##### Supplied material #####

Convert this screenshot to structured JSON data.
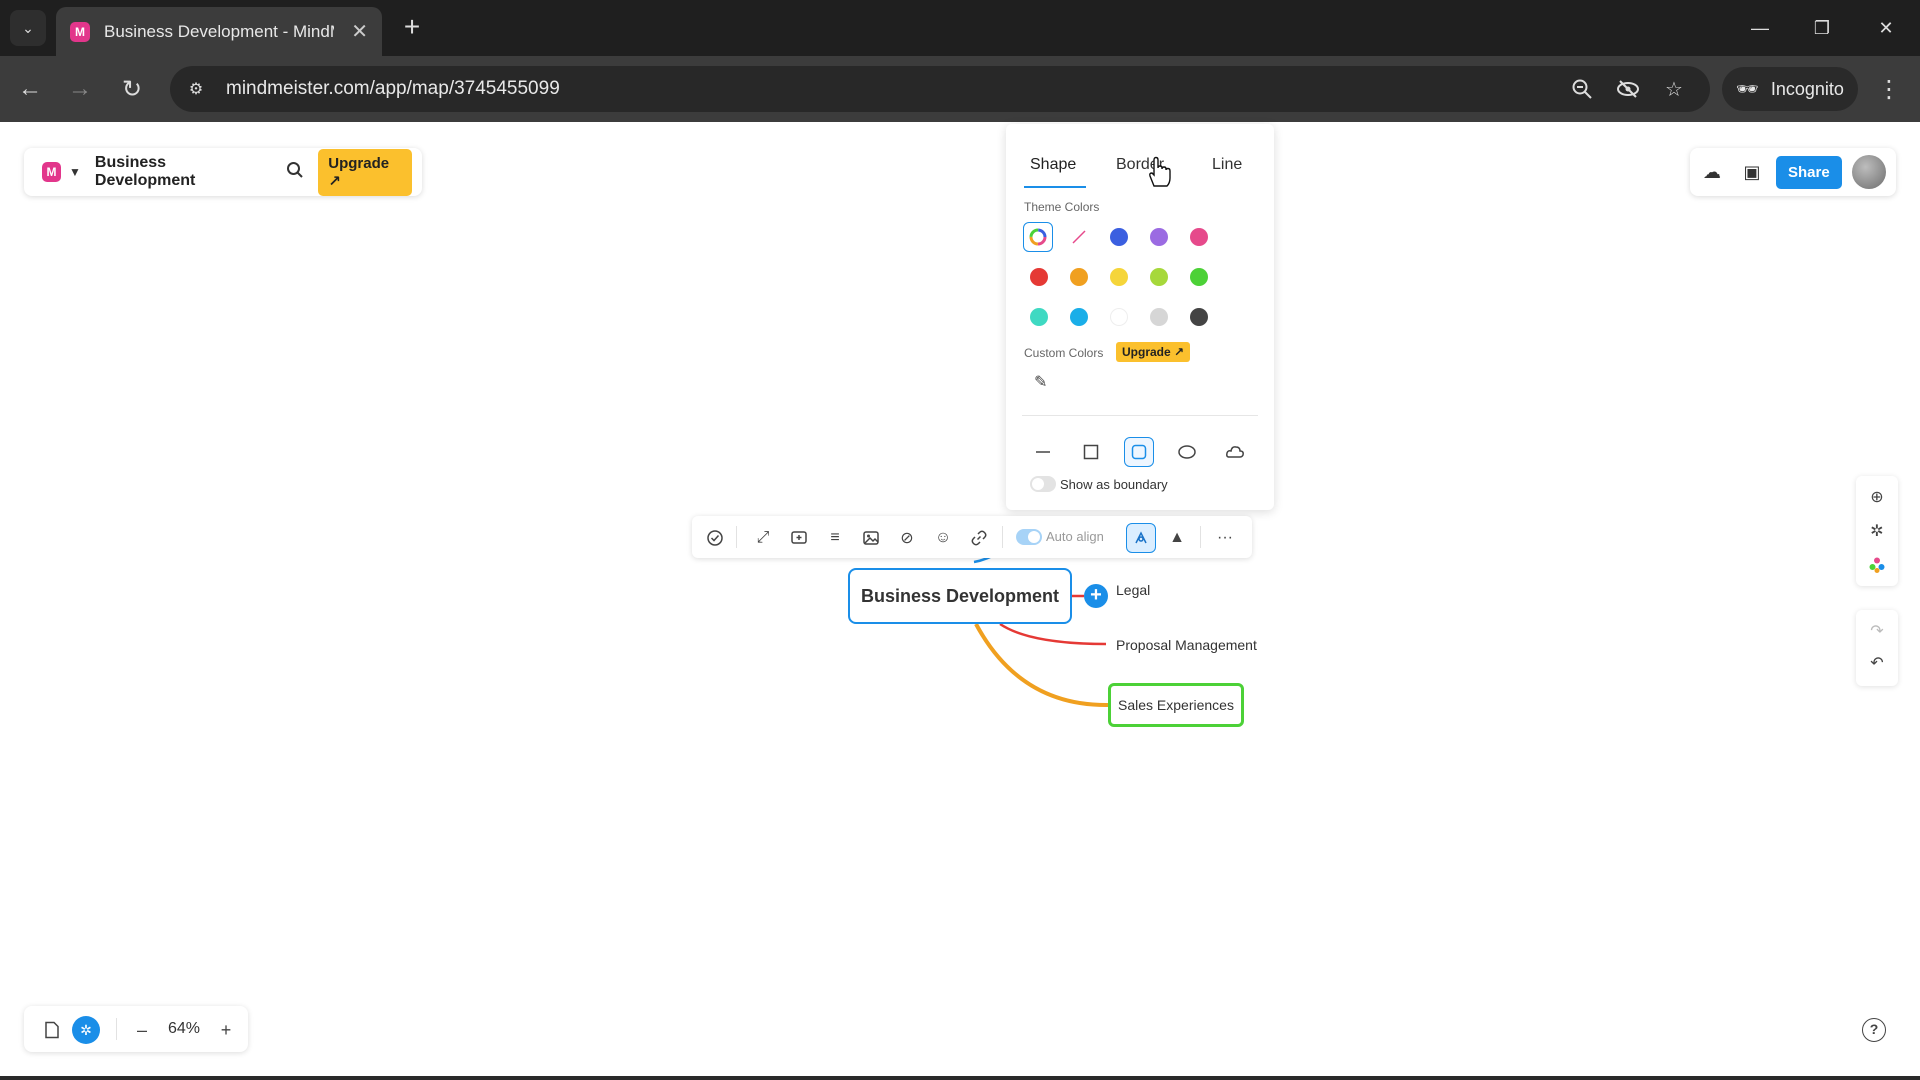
{
  "browser": {
    "tab_title": "Business Development - MindMeister",
    "url": "mindmeister.com/app/map/3745455099",
    "incognito_label": "Incognito",
    "new_tab_symbol": "+",
    "close_symbol": "✕"
  },
  "header": {
    "app_initial": "M",
    "map_title": "Business Development",
    "upgrade_label": "Upgrade ↗",
    "share_label": "Share"
  },
  "style_panel": {
    "tabs": [
      "Shape",
      "Border",
      "Line"
    ],
    "active_tab": "Shape",
    "theme_colors_label": "Theme Colors",
    "custom_colors_label": "Custom Colors",
    "custom_upgrade_label": "Upgrade ↗",
    "show_as_boundary_label": "Show as boundary",
    "show_as_boundary": false,
    "selected_shape": "rounded-rectangle",
    "colors": {
      "blue": "#3b5fe0",
      "purple": "#9b6be2",
      "pink": "#e64a8b",
      "red": "#e53935",
      "orange": "#f0a020",
      "yellow": "#f5d53a",
      "lime": "#a6d83b",
      "green": "#4cd137",
      "teal": "#3fd9c2",
      "sky": "#1aaee8",
      "white": "#ffffff",
      "light_gray": "#d6d6d6",
      "dark_gray": "#444444"
    }
  },
  "node_toolbar": {
    "auto_align_label": "Auto align",
    "auto_align": true
  },
  "map": {
    "root": "Business Development",
    "children": [
      "Legal",
      "Proposal Management",
      "Sales Experiences"
    ],
    "branch_colors": {
      "legal": "#1a8ee8",
      "proposal": "#e53935",
      "sales": "#f0a020",
      "sales_border": "#4cd137"
    }
  },
  "zoom": {
    "minus": "–",
    "value": "64%",
    "plus": "+"
  }
}
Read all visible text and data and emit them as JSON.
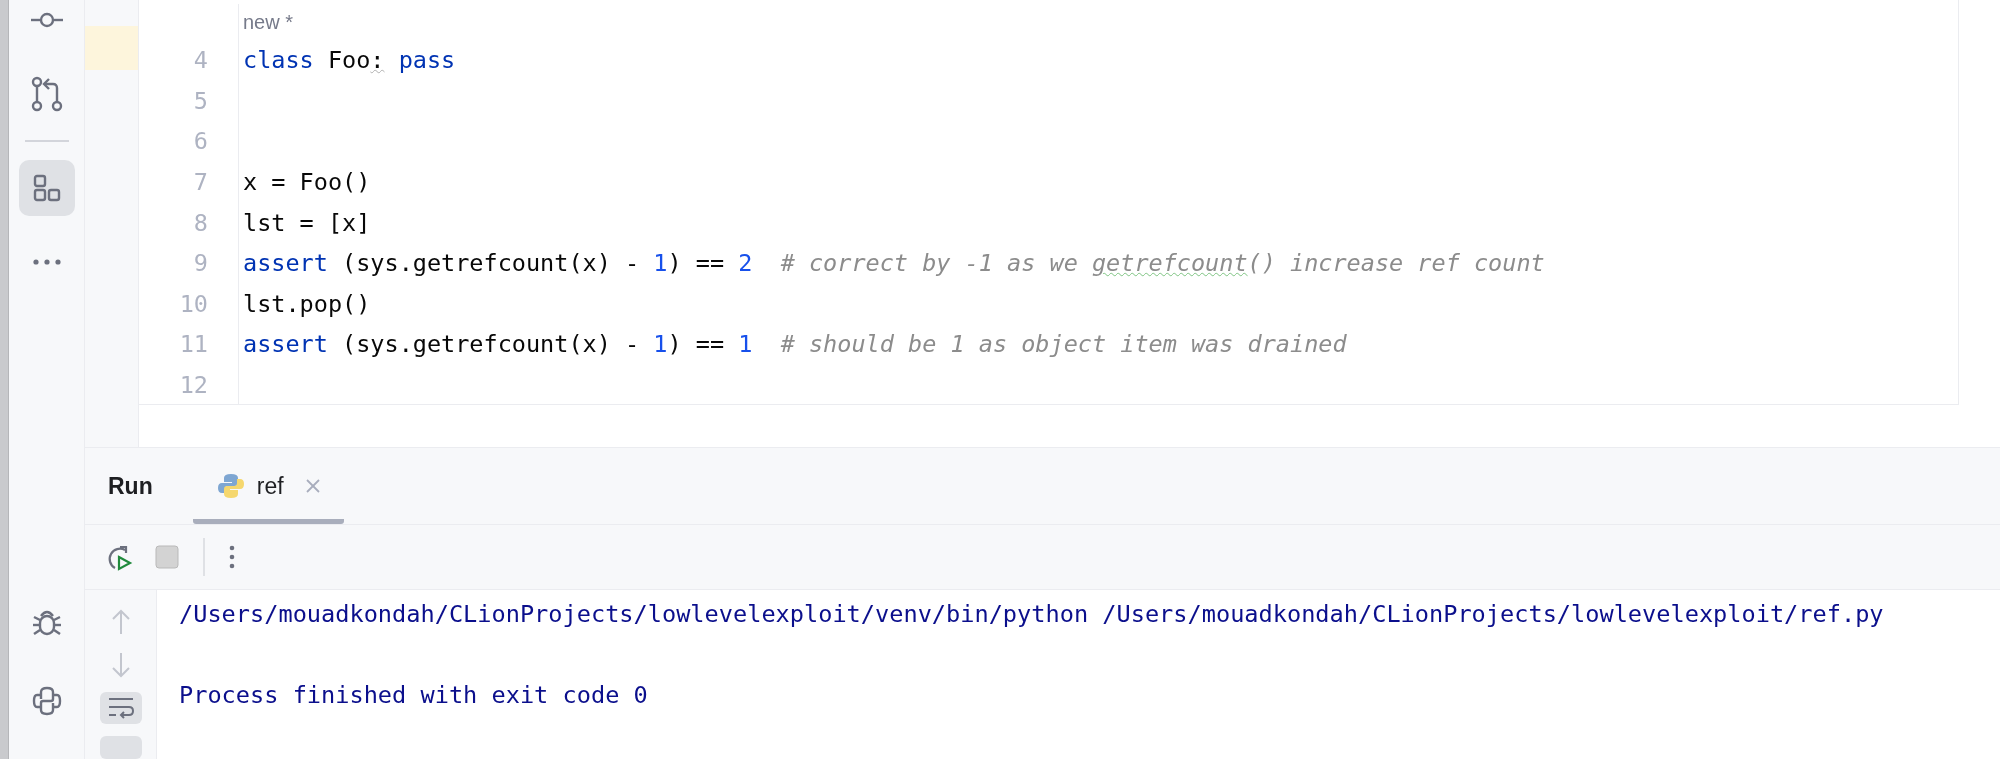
{
  "sidebar": {
    "items": [
      {
        "kind": "commit",
        "selected": false
      },
      {
        "kind": "pull-request",
        "selected": false
      },
      {
        "kind": "structure",
        "selected": true
      },
      {
        "kind": "more",
        "selected": false
      }
    ],
    "bottom_items": [
      {
        "kind": "debug",
        "selected": false
      },
      {
        "kind": "python",
        "selected": false
      }
    ]
  },
  "editor": {
    "header": "new *",
    "lines": [
      {
        "number": "4",
        "tokens": [
          {
            "kind": "keyword",
            "text": "class"
          },
          {
            "kind": "plain",
            "text": " Foo"
          },
          {
            "kind": "warning",
            "text": ":"
          },
          {
            "kind": "keyword",
            "text": " pass"
          }
        ]
      },
      {
        "number": "5"
      },
      {
        "number": "6"
      },
      {
        "number": "7",
        "tokens": [
          {
            "kind": "plain",
            "text": "x = Foo()"
          }
        ]
      },
      {
        "number": "8",
        "tokens": [
          {
            "kind": "plain",
            "text": "lst = [x]"
          }
        ]
      },
      {
        "number": "9",
        "tokens": [
          {
            "kind": "keyword",
            "text": "assert"
          },
          {
            "kind": "plain",
            "text": " (sys.getrefcount(x) - "
          },
          {
            "kind": "number",
            "text": "1"
          },
          {
            "kind": "plain",
            "text": ") == "
          },
          {
            "kind": "number",
            "text": "2"
          },
          {
            "kind": "comment",
            "text": "  # correct by -1 as we "
          },
          {
            "kind": "typo-comment",
            "text": "getrefcount"
          },
          {
            "kind": "comment",
            "text": "() increase ref count"
          }
        ]
      },
      {
        "number": "10",
        "tokens": [
          {
            "kind": "plain",
            "text": "lst.pop()"
          }
        ]
      },
      {
        "number": "11",
        "tokens": [
          {
            "kind": "keyword",
            "text": "assert"
          },
          {
            "kind": "plain",
            "text": " (sys.getrefcount(x) - "
          },
          {
            "kind": "number",
            "text": "1"
          },
          {
            "kind": "plain",
            "text": ") == "
          },
          {
            "kind": "number",
            "text": "1"
          },
          {
            "kind": "comment",
            "text": "  # should be 1 as object item was drained"
          }
        ]
      },
      {
        "number": "12"
      }
    ]
  },
  "run_panel": {
    "title": "Run",
    "tabs": [
      {
        "label": "ref",
        "selected": true
      }
    ],
    "toolbar": [
      {
        "kind": "rerun"
      },
      {
        "kind": "stop"
      },
      {
        "kind": "separator"
      },
      {
        "kind": "more"
      }
    ],
    "console_tools": [
      {
        "kind": "up",
        "selected": false
      },
      {
        "kind": "down",
        "selected": false
      },
      {
        "kind": "soft-wrap",
        "selected": true
      }
    ],
    "console": [
      "/Users/mouadkondah/CLionProjects/lowlevelexploit/venv/bin/python /Users/mouadkondah/CLionProjects/lowlevelexploit/ref.py",
      "Process finished with exit code 0"
    ]
  }
}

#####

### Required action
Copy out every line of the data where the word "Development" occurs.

### Finished task
    "tab_title": "Business Development - MindMeister",
    "map_title": "Business Development",
    "root": "Business Development",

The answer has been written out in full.